Bridges to Cross
The obstacles we are currently facing in the area of theory, point to present teaching staff not being fully equipped with enough references and reading material to allow the programme to expand. My background is in the field of Graphic Communication. Although I am informed in some areas from a historical perspective, I need to improve my knowledge on the subject of Advertising History and in some cases to refresh my skills in Graphic Design History. Currently I teach and lecture in practical courses such as Typography, Studio Practices as well as coordinate the Design Internship and Professional Challenges in Design course, the latter looking at the social, professional and ethical issues which designers must face on a daily basis.
Of particular interest is the role of Advertising in Barbados, analysing advertising from a local perspective within the past 10 years. There is no written documentation on how advertising has developed in Barbados. The research will involve interviewing designers, creative directors of agencies and consumers to assess the value of campaigns and the results: How can a campaign change an attitude or mindset? How has a campaign encouraged the transformation of a nation? I aspire to create a lecture series unique to the Caribbean and Barbadian experience which we hope to incorporate into the BFA’s Curriculum. Topics and/or issues to be addressed include:
- Advertising in Barbados: An Agent of Social Change.
- (Visual) Packaging Barbados for Export
- Introduction of Alternative forms of Advertising (Passive Communication Versus Active Communication)
- The Role of Local Vernacular
- Multiculturalism of Design: A Discourse on Colour, Iconography and

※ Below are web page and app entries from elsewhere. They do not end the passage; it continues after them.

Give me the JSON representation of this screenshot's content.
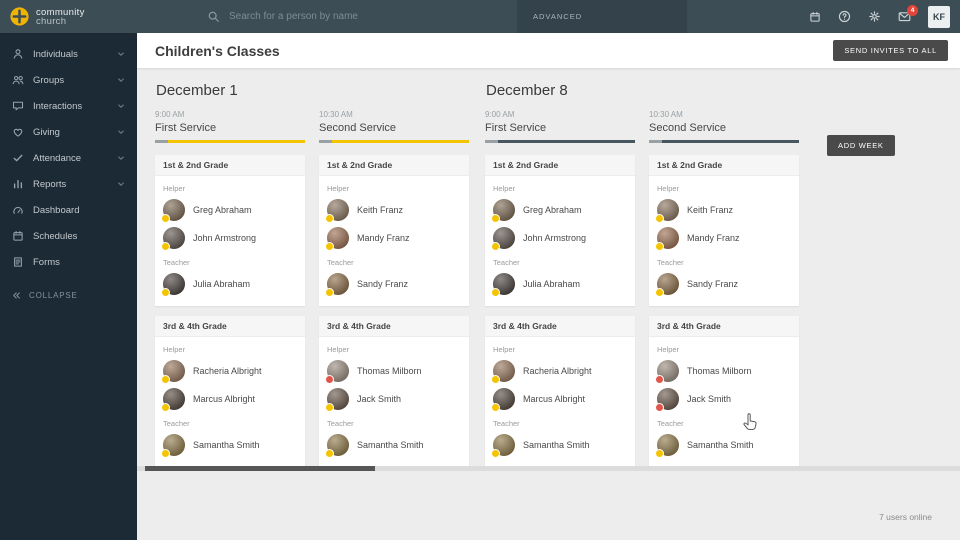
{
  "topbar": {
    "logo_line1": "community",
    "logo_line2": "church",
    "search_placeholder": "Search for a person by name",
    "advanced_label": "ADVANCED",
    "mail_badge": "4",
    "avatar_initials": "KF",
    "icons": [
      {
        "name": "calendar-icon"
      },
      {
        "name": "help-icon"
      },
      {
        "name": "gear-icon"
      },
      {
        "name": "mail-icon"
      }
    ]
  },
  "sidebar": {
    "items": [
      {
        "label": "Individuals",
        "icon": "person-icon",
        "expandable": true
      },
      {
        "label": "Groups",
        "icon": "people-icon",
        "expandable": true
      },
      {
        "label": "Interactions",
        "icon": "chat-icon",
        "expandable": true
      },
      {
        "label": "Giving",
        "icon": "heart-icon",
        "expandable": true
      },
      {
        "label": "Attendance",
        "icon": "check-icon",
        "expandable": true
      },
      {
        "label": "Reports",
        "icon": "chart-icon",
        "expandable": true
      },
      {
        "label": "Dashboard",
        "icon": "gauge-icon",
        "expandable": false
      },
      {
        "label": "Schedules",
        "icon": "calendar-icon",
        "expandable": false
      },
      {
        "label": "Forms",
        "icon": "document-icon",
        "expandable": false
      }
    ],
    "collapse_label": "COLLAPSE"
  },
  "header": {
    "title": "Children's Classes",
    "send_invites_label": "SEND INVITES TO ALL"
  },
  "board": {
    "add_week_label": "ADD WEEK"
  },
  "colors": {
    "accent_yellow": "#f5c400",
    "accent_dark": "#47565f",
    "badge_yellow": "#f5c400",
    "badge_red": "#e25549",
    "topbar_bg": "#3d4d55",
    "sidebar_bg": "#1c2a35",
    "button_dark": "#4a4a4a"
  },
  "weeks": [
    {
      "date": "December 1",
      "services": [
        {
          "time": "9:00 AM",
          "name": "First Service",
          "accent": "yellow",
          "classes": [
            {
              "name": "1st & 2nd Grade",
              "groups": [
                {
                  "role": "Helper",
                  "people": [
                    {
                      "name": "Greg Abraham",
                      "tone": "#7d6a55",
                      "badge": "yellow"
                    },
                    {
                      "name": "John Armstrong",
                      "tone": "#5f554e",
                      "badge": "yellow"
                    }
                  ]
                },
                {
                  "role": "Teacher",
                  "people": [
                    {
                      "name": "Julia Abraham",
                      "tone": "#4a423e",
                      "badge": "yellow"
                    }
                  ]
                }
              ]
            },
            {
              "name": "3rd & 4th Grade",
              "groups": [
                {
                  "role": "Helper",
                  "people": [
                    {
                      "name": "Racheria Albright",
                      "tone": "#96755c",
                      "badge": "yellow"
                    },
                    {
                      "name": "Marcus Albright",
                      "tone": "#55483f",
                      "badge": "yellow"
                    }
                  ]
                },
                {
                  "role": "Teacher",
                  "people": [
                    {
                      "name": "Samantha Smith",
                      "tone": "#8f7a4a",
                      "badge": "yellow"
                    }
                  ]
                }
              ]
            }
          ]
        },
        {
          "time": "10:30 AM",
          "name": "Second Service",
          "accent": "yellow",
          "classes": [
            {
              "name": "1st & 2nd Grade",
              "groups": [
                {
                  "role": "Helper",
                  "people": [
                    {
                      "name": "Keith Franz",
                      "tone": "#8a7560",
                      "badge": "yellow"
                    },
                    {
                      "name": "Mandy Franz",
                      "tone": "#9b6f52",
                      "badge": "yellow"
                    }
                  ]
                },
                {
                  "role": "Teacher",
                  "people": [
                    {
                      "name": "Sandy Franz",
                      "tone": "#8c6e49",
                      "badge": "yellow"
                    }
                  ]
                }
              ]
            },
            {
              "name": "3rd & 4th Grade",
              "groups": [
                {
                  "role": "Helper",
                  "people": [
                    {
                      "name": "Thomas Milborn",
                      "tone": "#9a8d80",
                      "badge": "red"
                    },
                    {
                      "name": "Jack Smith",
                      "tone": "#6b5a4c",
                      "badge": "yellow"
                    }
                  ]
                },
                {
                  "role": "Teacher",
                  "people": [
                    {
                      "name": "Samantha Smith",
                      "tone": "#8f7a4a",
                      "badge": "yellow"
                    }
                  ]
                }
              ]
            }
          ]
        }
      ]
    },
    {
      "date": "December 8",
      "services": [
        {
          "time": "9:00 AM",
          "name": "First Service",
          "accent": "dark",
          "classes": [
            {
              "name": "1st & 2nd Grade",
              "groups": [
                {
                  "role": "Helper",
                  "people": [
                    {
                      "name": "Greg Abraham",
                      "tone": "#7d6a55",
                      "badge": "yellow"
                    },
                    {
                      "name": "John Armstrong",
                      "tone": "#5f554e",
                      "badge": "yellow"
                    }
                  ]
                },
                {
                  "role": "Teacher",
                  "people": [
                    {
                      "name": "Julia Abraham",
                      "tone": "#4a423e",
                      "badge": "yellow"
                    }
                  ]
                }
              ]
            },
            {
              "name": "3rd & 4th Grade",
              "groups": [
                {
                  "role": "Helper",
                  "people": [
                    {
                      "name": "Racheria Albright",
                      "tone": "#96755c",
                      "badge": "yellow"
                    },
                    {
                      "name": "Marcus Albright",
                      "tone": "#55483f",
                      "badge": "yellow"
                    }
                  ]
                },
                {
                  "role": "Teacher",
                  "people": [
                    {
                      "name": "Samantha Smith",
                      "tone": "#8f7a4a",
                      "badge": "yellow"
                    }
                  ]
                }
              ]
            }
          ]
        },
        {
          "time": "10:30 AM",
          "name": "Second Service",
          "accent": "dark",
          "classes": [
            {
              "name": "1st & 2nd Grade",
              "groups": [
                {
                  "role": "Helper",
                  "people": [
                    {
                      "name": "Keith Franz",
                      "tone": "#8a7560",
                      "badge": "yellow"
                    },
                    {
                      "name": "Mandy Franz",
                      "tone": "#9b6f52",
                      "badge": "yellow"
                    }
                  ]
                },
                {
                  "role": "Teacher",
                  "people": [
                    {
                      "name": "Sandy Franz",
                      "tone": "#8c6e49",
                      "badge": "yellow"
                    }
                  ]
                }
              ]
            },
            {
              "name": "3rd & 4th Grade",
              "groups": [
                {
                  "role": "Helper",
                  "people": [
                    {
                      "name": "Thomas Milborn",
                      "tone": "#9a8d80",
                      "badge": "red"
                    },
                    {
                      "name": "Jack Smith",
                      "tone": "#6b5a4c",
                      "badge": "red"
                    }
                  ]
                },
                {
                  "role": "Teacher",
                  "people": [
                    {
                      "name": "Samantha Smith",
                      "tone": "#8f7a4a",
                      "badge": "yellow"
                    }
                  ]
                }
              ]
            }
          ]
        }
      ]
    }
  ],
  "footer": {
    "users_online": "7 users online"
  }
}
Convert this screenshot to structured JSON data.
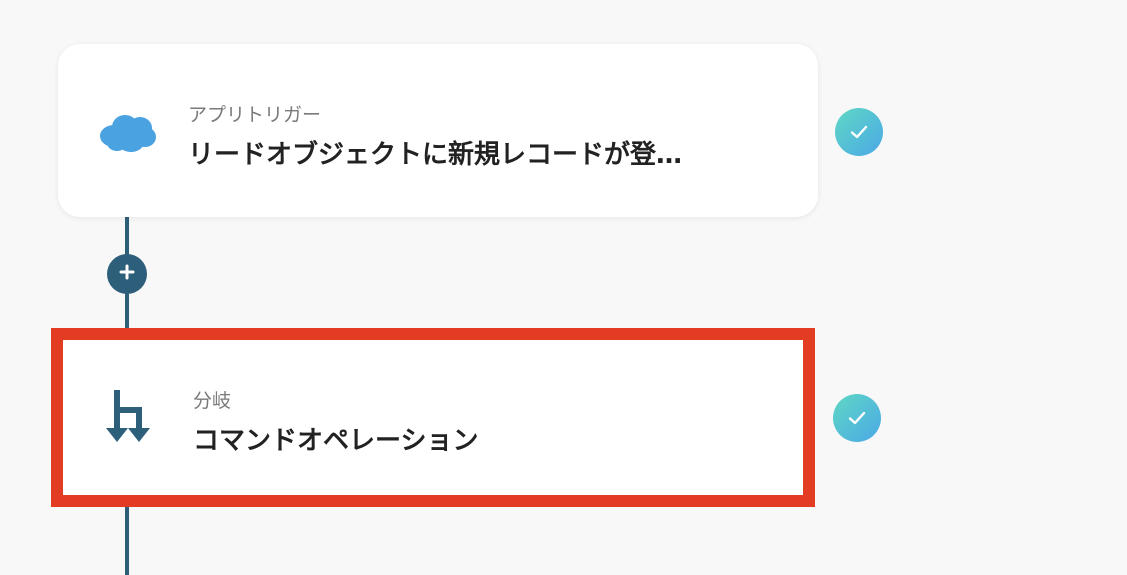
{
  "flow": {
    "steps": [
      {
        "label": "アプリトリガー",
        "title": "リードオブジェクトに新規レコードが登…",
        "icon": "salesforce-cloud-icon",
        "status": "completed",
        "accent_color": "#4aa3e0"
      },
      {
        "label": "分岐",
        "title": "コマンドオペレーション",
        "icon": "branch-icon",
        "status": "completed",
        "selected": true,
        "accent_color": "#2e5f7a"
      }
    ],
    "add_step_icon": "plus-icon"
  },
  "colors": {
    "connector": "#2e5f7a",
    "highlight_border": "#e23d22",
    "check_gradient_start": "#5fd8c4",
    "check_gradient_end": "#4ba8e6"
  }
}
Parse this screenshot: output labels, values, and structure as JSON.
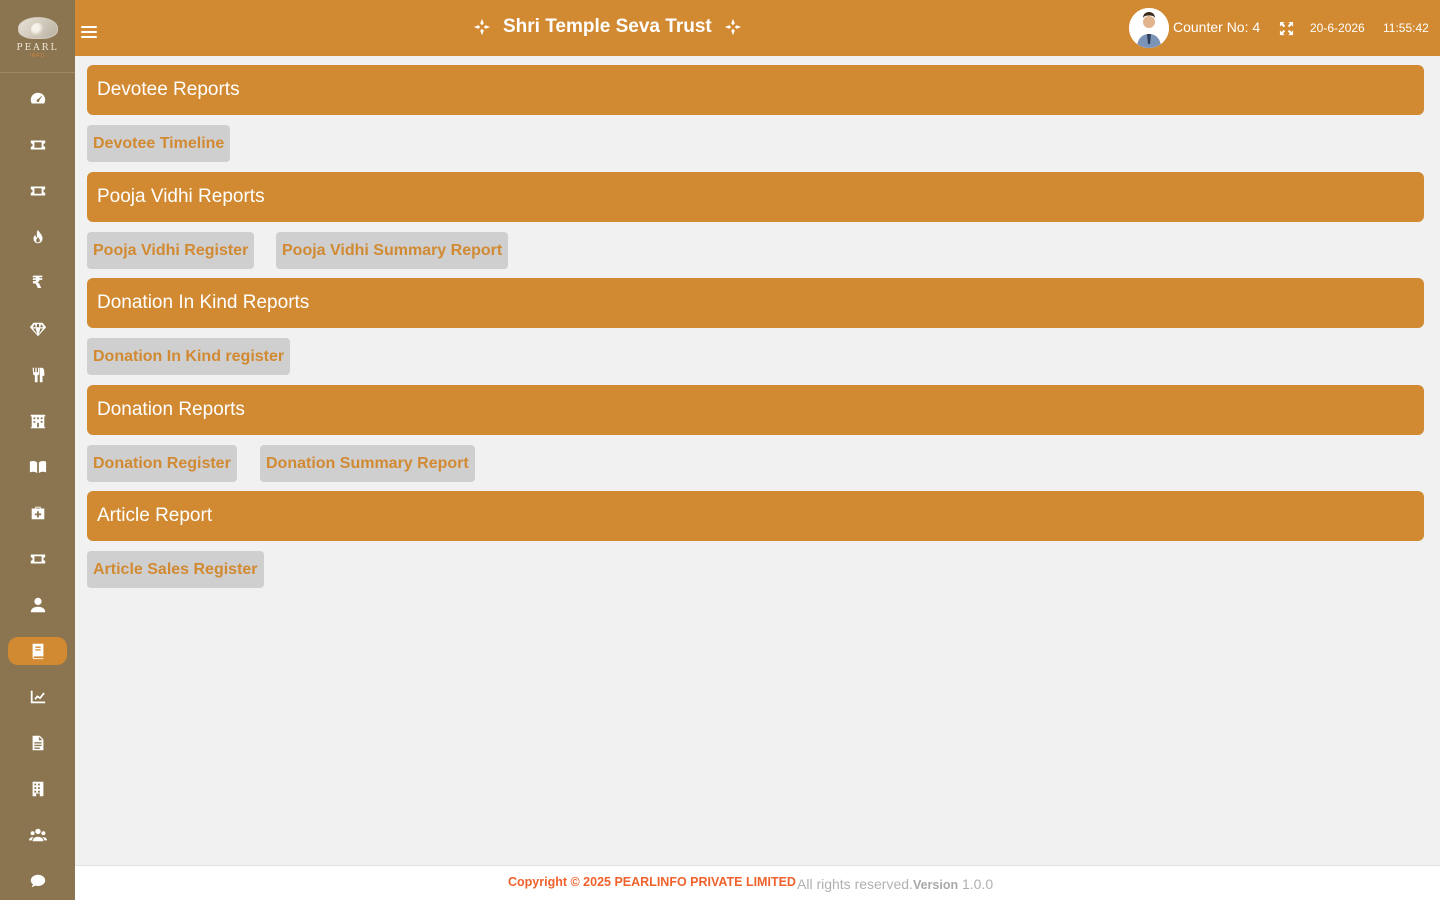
{
  "brand": {
    "logo_text": "PEARL",
    "logo_sub": "INFO"
  },
  "header": {
    "title": "Shri Temple Seva Trust",
    "counter": "Counter No: 4",
    "date": "20-6-2026",
    "time": "11:55:42"
  },
  "sidebar": {
    "active_index": 12,
    "items": [
      {
        "icon": "dashboard-icon"
      },
      {
        "icon": "ticket-icon"
      },
      {
        "icon": "ticket-icon"
      },
      {
        "icon": "fire-icon"
      },
      {
        "icon": "rupee-icon"
      },
      {
        "icon": "gem-icon"
      },
      {
        "icon": "utensils-icon"
      },
      {
        "icon": "building-icon"
      },
      {
        "icon": "book-open-icon"
      },
      {
        "icon": "medkit-icon"
      },
      {
        "icon": "ticket-icon"
      },
      {
        "icon": "user-icon"
      },
      {
        "icon": "book-icon"
      },
      {
        "icon": "chart-line-icon"
      },
      {
        "icon": "file-icon"
      },
      {
        "icon": "office-building-icon"
      },
      {
        "icon": "users-icon"
      },
      {
        "icon": "comment-icon"
      }
    ]
  },
  "sections": [
    {
      "title": "Devotee Reports",
      "buttons": [
        "Devotee Timeline"
      ]
    },
    {
      "title": "Pooja Vidhi Reports",
      "buttons": [
        "Pooja Vidhi Register",
        "Pooja Vidhi Summary Report"
      ]
    },
    {
      "title": "Donation In Kind Reports",
      "buttons": [
        "Donation In Kind register"
      ]
    },
    {
      "title": "Donation Reports",
      "buttons": [
        "Donation Register",
        "Donation Summary Report"
      ]
    },
    {
      "title": "Article Report",
      "buttons": [
        "Article Sales Register"
      ]
    }
  ],
  "footer": {
    "copyright": "Copyright © 2025 PEARLINFO PRIVATE LIMITED",
    "rights": "All rights reserved.",
    "version_label": "Version",
    "version": "1.0.0"
  },
  "colors": {
    "accent": "#d28a32",
    "sidebar": "#8a7550",
    "background": "#f1f1f1",
    "button": "#cfcfcf",
    "copyright": "#f0622c"
  }
}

- The Advertising and Representation of Negro Slaves
- Packaging of Products – From the Moorish Apothecary Jar to Aunt Jemima
- Cuban Graphic Design in the Golden Age
- The ‘Cult’ of Ché Guevara and Bob Marley
- Women in Graphic Design and the Feminist Movement
Rationale and Context
Students will be encouraged to question where do we position ourselves from a global perspective. Topics such as: What does it mean to be Caribbean? What is the Caribbean aesthetic? How does the work produced abroad influence how we approach design from a regional viewpoint? This acquisition of knowledge when delivered to students will encourage them to contextualize what occurs in the region and around the globe and will inform their practice. Furthermore to get more specific about issues such as what does it mean to be Caribbean – we need to gravitate towards questions of representation such as the way in which we are represented, and specifically how visual imagery affects identity formation. Also, we should question who creates and disseminates these images. Essentially, we should foster in up and coming designers to become more critically aware of approaches to their practice.
The goal is to become more knowledgeable in Design education and in turn disseminate the information to the students and staff on the Graphic Design programme. In addition to supporting the area of theory, the knowledge acquired is highly transferable to practical application with regards to the tutor researching and developing studio projects for classroom instruction.
Our target is to meet the needs of the student and the demands of the design industry. Within the area of design practice a number of courses are taught to prepare the student for the world of work and to become life long learners. We have implemented courses in design, the art of typography as a functional and aesthetic form; Advanced Studio practices where students learn the art of research, methodologies, self-assessment and evaluation. Along with developing the practitioner, we encourage dialogue and reflection and that the student should strive for their personal best. The student regularly presents projects to an audience, which encourages preparation, articulation and confidence. In addition, there are courses that we conduct where persons from the design industry talk with the students on the challenges in the world of work, and encourage students to develop professional business practices. The student is the biggest potential, as they are the future of design.